Mo Najjar takes his hummus seriously.
The protagonist of new Netflix series Mo, which hits the streaming service on Friday, doesn’t take well to adulteration of his favorite food, calling snack cup hummus a “fucking war crime” and telling a woman selling chocolate hummus: ” You know what you just did, you just insulted my grandmother.”
It’s the kind of approach that can unite even Israelis and Palestinians behind a common cause.
Created by and starring stand-up comedian and actor Mohammed Amer, the show is heavily autobiographical, drawing on his complex identity and history. Like Mo Najjar, Mo Amer was born in Kuwait to a Palestinian family originating from the village of Burin near Nablus in the West Bank.
His family fled Kuwait for Texas after the Gulf War in 1991 when Mo was 9 and settled in Houston, where they spent 20 years trying to gain legal residency while facing the challenges of being undocumented and having neither health insurance nor working papers. Both real and fictional Mo have had a relationship with a Mexican Catholic, complete with cultural clashes and family disappointments. And both struggled with the trauma of escaping war and losing their father as teenagers.
Amer has also explored his complicated identity in two Netflix stand-up specials, 2018’s Mo Amer: The Vagabond and 2021’s Mohammed in Texas. He also stars in the Hulu series Ramy, about a first-generation American Muslim of Egyptian descent living in New Jersey.
The comedian said he felt a lot of responsibility in creating and filming “Mo.”

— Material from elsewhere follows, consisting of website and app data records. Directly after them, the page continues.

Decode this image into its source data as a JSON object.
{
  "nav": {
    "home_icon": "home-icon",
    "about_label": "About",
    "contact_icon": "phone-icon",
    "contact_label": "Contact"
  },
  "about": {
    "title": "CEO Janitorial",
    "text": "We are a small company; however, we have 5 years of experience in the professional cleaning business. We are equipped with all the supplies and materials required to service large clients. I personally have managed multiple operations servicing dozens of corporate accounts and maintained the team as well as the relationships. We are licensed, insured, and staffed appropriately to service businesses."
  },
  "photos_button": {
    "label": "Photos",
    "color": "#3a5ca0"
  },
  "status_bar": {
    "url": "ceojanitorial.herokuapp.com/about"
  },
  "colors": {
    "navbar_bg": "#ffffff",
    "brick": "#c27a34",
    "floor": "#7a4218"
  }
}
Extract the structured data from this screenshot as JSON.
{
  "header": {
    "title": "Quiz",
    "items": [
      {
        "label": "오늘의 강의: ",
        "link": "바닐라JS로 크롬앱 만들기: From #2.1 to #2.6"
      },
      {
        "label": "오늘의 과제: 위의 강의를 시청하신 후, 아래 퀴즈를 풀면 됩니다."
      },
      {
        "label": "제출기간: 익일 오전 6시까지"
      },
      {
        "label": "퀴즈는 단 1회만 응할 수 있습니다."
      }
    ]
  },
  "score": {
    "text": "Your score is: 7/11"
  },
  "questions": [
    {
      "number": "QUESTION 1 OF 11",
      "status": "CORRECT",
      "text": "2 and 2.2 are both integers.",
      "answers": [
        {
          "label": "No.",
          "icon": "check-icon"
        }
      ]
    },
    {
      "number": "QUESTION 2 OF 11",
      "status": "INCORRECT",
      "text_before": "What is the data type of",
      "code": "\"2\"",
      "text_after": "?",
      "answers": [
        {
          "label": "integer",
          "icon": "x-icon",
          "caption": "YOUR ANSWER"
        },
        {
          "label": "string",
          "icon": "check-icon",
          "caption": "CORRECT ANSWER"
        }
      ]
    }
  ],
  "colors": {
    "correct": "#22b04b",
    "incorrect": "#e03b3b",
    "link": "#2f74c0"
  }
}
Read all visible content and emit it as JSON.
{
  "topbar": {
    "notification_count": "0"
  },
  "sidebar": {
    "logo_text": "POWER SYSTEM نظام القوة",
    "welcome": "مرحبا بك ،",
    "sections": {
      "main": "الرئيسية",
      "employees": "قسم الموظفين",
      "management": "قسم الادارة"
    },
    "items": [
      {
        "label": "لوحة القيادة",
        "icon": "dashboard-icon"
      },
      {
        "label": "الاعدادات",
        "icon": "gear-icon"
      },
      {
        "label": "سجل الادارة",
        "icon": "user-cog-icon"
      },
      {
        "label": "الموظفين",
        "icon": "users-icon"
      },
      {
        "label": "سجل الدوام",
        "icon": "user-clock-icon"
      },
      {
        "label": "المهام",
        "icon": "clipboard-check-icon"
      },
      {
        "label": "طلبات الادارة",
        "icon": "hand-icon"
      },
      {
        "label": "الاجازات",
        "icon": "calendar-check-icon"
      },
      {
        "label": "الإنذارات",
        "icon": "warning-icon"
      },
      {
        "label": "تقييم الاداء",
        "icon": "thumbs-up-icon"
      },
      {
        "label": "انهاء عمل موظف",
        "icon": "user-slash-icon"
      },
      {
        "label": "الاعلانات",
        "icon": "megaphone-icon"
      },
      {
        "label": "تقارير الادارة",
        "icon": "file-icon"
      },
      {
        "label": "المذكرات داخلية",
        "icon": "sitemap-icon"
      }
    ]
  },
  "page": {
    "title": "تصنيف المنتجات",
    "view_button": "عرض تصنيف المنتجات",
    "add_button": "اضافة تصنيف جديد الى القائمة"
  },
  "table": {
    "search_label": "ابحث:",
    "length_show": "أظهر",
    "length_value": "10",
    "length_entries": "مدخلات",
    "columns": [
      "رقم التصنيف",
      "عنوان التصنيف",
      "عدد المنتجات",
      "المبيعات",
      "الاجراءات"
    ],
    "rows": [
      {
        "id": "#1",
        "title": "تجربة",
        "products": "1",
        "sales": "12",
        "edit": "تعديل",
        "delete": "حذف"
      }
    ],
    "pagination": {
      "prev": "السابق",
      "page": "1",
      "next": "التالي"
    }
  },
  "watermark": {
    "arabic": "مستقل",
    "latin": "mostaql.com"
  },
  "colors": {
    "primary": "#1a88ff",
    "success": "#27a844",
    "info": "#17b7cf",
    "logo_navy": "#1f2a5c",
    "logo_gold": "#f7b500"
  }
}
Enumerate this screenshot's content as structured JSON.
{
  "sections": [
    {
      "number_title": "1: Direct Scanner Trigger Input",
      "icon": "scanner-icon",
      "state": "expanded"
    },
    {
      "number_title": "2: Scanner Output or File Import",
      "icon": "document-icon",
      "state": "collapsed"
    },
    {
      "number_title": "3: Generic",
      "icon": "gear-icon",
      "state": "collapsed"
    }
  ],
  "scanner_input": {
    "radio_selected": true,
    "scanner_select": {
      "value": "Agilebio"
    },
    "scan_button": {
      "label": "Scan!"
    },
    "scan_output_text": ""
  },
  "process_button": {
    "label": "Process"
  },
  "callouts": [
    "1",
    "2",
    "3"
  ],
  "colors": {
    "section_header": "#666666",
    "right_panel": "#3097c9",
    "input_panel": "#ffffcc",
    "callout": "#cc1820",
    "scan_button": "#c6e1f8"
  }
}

“That’s the first thing [American] Show with a Palestinian man and a Palestinian family fleeing the war,” Amer told CNN last week. “How do you deal with it? How do you balance all the stories I’ve accumulated? We had an embarrassment of wealth because it was based on my life and luckily and unfortunately it was a lot that we went through.
Mo’s Palestinian identity is the focus of the sitcom as he constantly emphasizes his strong connection to the place he was never able to visit. (After Amer finally obtained US citizenship in 2009, Amer and his family were able to travel to the West Bank and Jerusalem in 2016).
Amer told NPR last week, “I definitely identify as a Palestinian, but I — you know, it’s one of those things that I, as a refugee asylum seeker in America, someone who’s trying to fit in and feel like — kind of Have a sense of belonging, you become a chameleon,” he said. “I definitely identify as a Texan Palestinian. I mean, I know it feels like a juxtaposition and like two worlds that should collide, but I’m very comfortable in those two worlds.”
Simultaneously heartbreaking and hilarious, “Mo” explores Amer’s identity as a Muslim, Palestinian, refugee and asylum seeker, and even a Houston native. But references to the Israeli-Palestinian conflict are played out for laughs rather than dramatization.
Mo interrupts two arguing Arab and Jewish friends on the show and asks, “Rabin, Arafat, are you finished recording your podcast?” When he tells a Texan he is Palestinian and hears “Shalom” in response, Mo replies: “Yes, it’s a real branding issue.” And one night he’s playing arcade games and he says to his friends, “It’s like throwing stones, the Palestinians should be the best at it.”
Replacing the family’s longtime but ineffective Palestinian immigration lawyer for an open-minded Jewish lawyer generates both some comedic and some heartfelt moments.
Amer said it’s important that his identity be the focus of the show without feeling like propaganda.
“Obviously that’s part of our origin story,” he told Variety. “It was important to communicate that very clearly without being overdone. A lot of shows are filled with near-propaganda and want to put so much in your face. While this is just a really gentle story of a family struggling emotionally after being displaced a second time trying to put the pieces back together.”
Ultimately, Amer said he tried to tell his own very narrow story in order to connect with a much broader audience.
“This story is uniquely mine, it’s a refugee story, but there’s a lot out there, there’s a lot of people out there who feel the way I do or can relate to the story,” he told MSNBC. “This is a story about belonging, about feeling like the person next to you, everyone can relate to that.”